“During the campaign, I saw what stuff gets her down. She has a very good heart, and a lot of the time it’s hard in the political realm for people to see that,” Kennedy said. “She could be in a room with 50 people and all of them saying good things, and one person would say something negative and she wouldn’t sleep that night.”
That’s daughter stuff, not staff stuff.
“It’s different with staff,” Kennedy continued. “They don’t see the side of her that comes home and doesn’t sleep. They see the side that’s good at public speaking and pushing policy proposals forward.”
Kennedy said that during her time in the hospital for back surgery, her mom was never far away, emotionally or physically.

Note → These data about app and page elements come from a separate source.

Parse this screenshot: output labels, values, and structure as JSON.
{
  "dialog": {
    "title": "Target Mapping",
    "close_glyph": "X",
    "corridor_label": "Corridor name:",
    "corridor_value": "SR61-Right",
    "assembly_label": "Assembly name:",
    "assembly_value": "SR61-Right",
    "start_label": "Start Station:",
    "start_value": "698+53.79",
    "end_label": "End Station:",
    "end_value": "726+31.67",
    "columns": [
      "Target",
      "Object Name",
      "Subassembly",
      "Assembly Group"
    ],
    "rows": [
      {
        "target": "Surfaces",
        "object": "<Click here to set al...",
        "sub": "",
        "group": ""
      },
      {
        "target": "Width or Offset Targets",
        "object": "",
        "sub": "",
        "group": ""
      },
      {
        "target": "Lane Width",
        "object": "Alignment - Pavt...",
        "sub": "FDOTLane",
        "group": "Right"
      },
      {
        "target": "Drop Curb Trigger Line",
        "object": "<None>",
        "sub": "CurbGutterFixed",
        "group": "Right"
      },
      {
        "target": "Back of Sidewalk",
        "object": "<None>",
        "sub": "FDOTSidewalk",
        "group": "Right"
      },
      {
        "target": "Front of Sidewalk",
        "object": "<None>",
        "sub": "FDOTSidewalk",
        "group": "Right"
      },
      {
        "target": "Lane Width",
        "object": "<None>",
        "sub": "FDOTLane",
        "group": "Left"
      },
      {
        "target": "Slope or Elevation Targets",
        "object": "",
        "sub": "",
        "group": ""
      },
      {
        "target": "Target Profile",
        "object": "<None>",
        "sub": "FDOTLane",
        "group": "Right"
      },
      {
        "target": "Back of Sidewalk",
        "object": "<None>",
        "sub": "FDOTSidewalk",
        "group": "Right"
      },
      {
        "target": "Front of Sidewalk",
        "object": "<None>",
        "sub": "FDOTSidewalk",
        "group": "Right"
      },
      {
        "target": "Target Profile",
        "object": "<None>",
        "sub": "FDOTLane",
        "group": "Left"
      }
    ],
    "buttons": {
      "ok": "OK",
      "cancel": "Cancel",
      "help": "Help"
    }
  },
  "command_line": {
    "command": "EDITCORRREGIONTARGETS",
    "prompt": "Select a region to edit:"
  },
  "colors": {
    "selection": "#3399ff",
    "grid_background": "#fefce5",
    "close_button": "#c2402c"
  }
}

“The nurses had to wheel a hospital bed into my room because she was having so much back pain,” Kennedy said. “I think it was just kind of sympathetic pain.”
Or supportive pain, perhaps. Or both.
Kristi Noem has had her own experience with back problems, including curvature of the spine when she was young that seemed likely to require surgery. Kennedy says her mom’s back problems seemed to have been “healed at church camp.”
Whatever led to the improvement of her own back ailment, Kristi Noem stayed in close contact with her daughter and her back problem — sometimes sensing Kennedy’s pain even while far off in Washington, D.C., doing her congressional chores.
“She’d call sometimes and say, ‘Does your back hurt?’” Kennedy remembers. “And I’d say, ‘Yeah, kind of.’ And she’d say, ‘I thought so.’”
At one point, Kennedy Noem was planning on law school after finishing her undergraduate work. She was figuring to work next spring and start looking at law-school options.
But those plans are on hold for now, as she prepares for different kind of challenge, one with historic implications and deep personal connections.
“Right now, I’m just focusing on helping my mom,” she says. “I’m just super grateful to have this opportunity to learn from her and her team and help her implement her policy agenda.”
And that once-broken back? Kennedy Noem says it feels just fine these days.
And on any day that it doesn’t, her mom will probably be the first to know.